The new s 32B will be inserted to deal with the appointment of a specialist retail valuer by the Registrar.
The specialist retail valuers will now be appointed from lists prepared by industry bodies and the regulations are going to be able to regulate the required training for a specialist retail valuer.
Section 32B will change the method for appointment of the specialist valuer. Before 1 July 2017 the Tribunal held and administered the list of specialist retail valuers. The 2017 Amending Act requires the specialist retail valuers to be appointed from a list of nominees prepared by the President of the Australian Property Institute Limited (NSW division), the Chief Executive Officer of the Royal Institution of Chartered Surveyors, and President of the Australian Valuers Institute and President of the Real Estate Institute of NSW Limited.
The industry bodies will put in place training programs which specialist retail valuers must attend before they will be accepted to be a specialist retail valuer and placed on such a relevant list.
The experience and the training requirements for a specialist retail valuer will also be able to be prescribed by regulations.
The Registrar may attach conditions to the appointment of a specialist retail valuer including conditions about the fees that may be charged.
A useful change which was something that had worried many valuers, is a claim can now not be made against a specialist retail valuer for the doing or omitting to do something if the thing was done or not done, in good faith for the purposes of a determination of rent by valuation under the Act. The amendment will apply to specialist retail valuers appointed before the commencement of the relevant section.
Online Retail Bond Service
The amendments allow the Secretary to establish an online retail bond service. This service comprises online facilities and systems that can, amongst other things that allow the facilitation of doing of any other thing required by the Part to the Act, be used to:
- Deposit security bonds with the Secretary
- Make claims for the payment of a security bond
- Make a payment of a security bond
However, the lessor cannot force a lessee to use this online service.
Effect on Dispute Resolution and Penalties
Service of Documents
The insertion of s 16ZA provides some further procedural guidance in relation to the service of notices and other documents on the Secretary. Specifically, service of any notice, summons, writ or other relevant document may be served by being left at the office of the Department of Industry, Skills and Regional Development (the Department) with a person employed there. If the document is a notice, it may simply be posted to the Secretary at an office of the Department. Documents may also be validly served using an electronic service, however it must be an electronic service which is authorised by the Secretary.

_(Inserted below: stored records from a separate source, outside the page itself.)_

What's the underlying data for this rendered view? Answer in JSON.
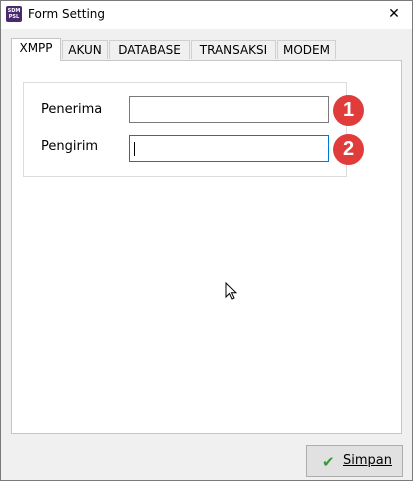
{
  "window": {
    "title": "Form Setting",
    "app_icon_text": "SDM PSL",
    "close_symbol": "✕"
  },
  "tabs": [
    {
      "label": "XMPP",
      "active": true
    },
    {
      "label": "AKUN"
    },
    {
      "label": "DATABASE"
    },
    {
      "label": "TRANSAKSI"
    },
    {
      "label": "MODEM"
    }
  ],
  "form": {
    "penerima_label": "Penerima",
    "penerima_value": "",
    "pengirim_label": "Pengirim",
    "pengirim_value": ""
  },
  "badges": [
    "1",
    "2"
  ],
  "footer": {
    "save_label": "Simpan",
    "save_icon": "check-icon"
  },
  "colors": {
    "badge": "#e03c3c",
    "focus_border": "#0078d7",
    "check": "#3a9a3a"
  }
}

The amendments increase the New South Wales Civil and Administrative Tribunal’s (The Tribunal) monetary limit jurisdiction from $400 000 to $750 000.
Tribunal Powers to Order Rectification of Lease or Disclosure Statement
The amendments to s 72AB provide the Tribunal with a power to rectify a lease or a disclosure statement in certain circumstances. Specifically, a rectification order will only be able to be given when:
Both parties have consented, or:
- The Tribunal is satisfied that the order is necessary to give effect to the intention of the parties when the lease was entered into;
- The Tribunal is satisfied that the order is necessary to give effect to the actual disclosure of information between the parties;
- The Tribunal is satisfied that the order is necessary to correct an error or admissions.
Pursuant to the insertion of s 83A, a member of staff of the Department who is authorised by the Secretary as an authorised officer may issue a penalty notice to a person if it appears that the person has committed a penalty notice offence under the Act.
A penalty notice offence is defined in s 83A as any offence against the Act or regulations that is prescribed by the regulations of the Act as a ‘penalty notice offence’. The regulations will also prescribe the amount payable for the relevant offence.
Gary Newton, Partner
Khushaal Vyas, Law Clerk
Henry Yuan, Law Clerk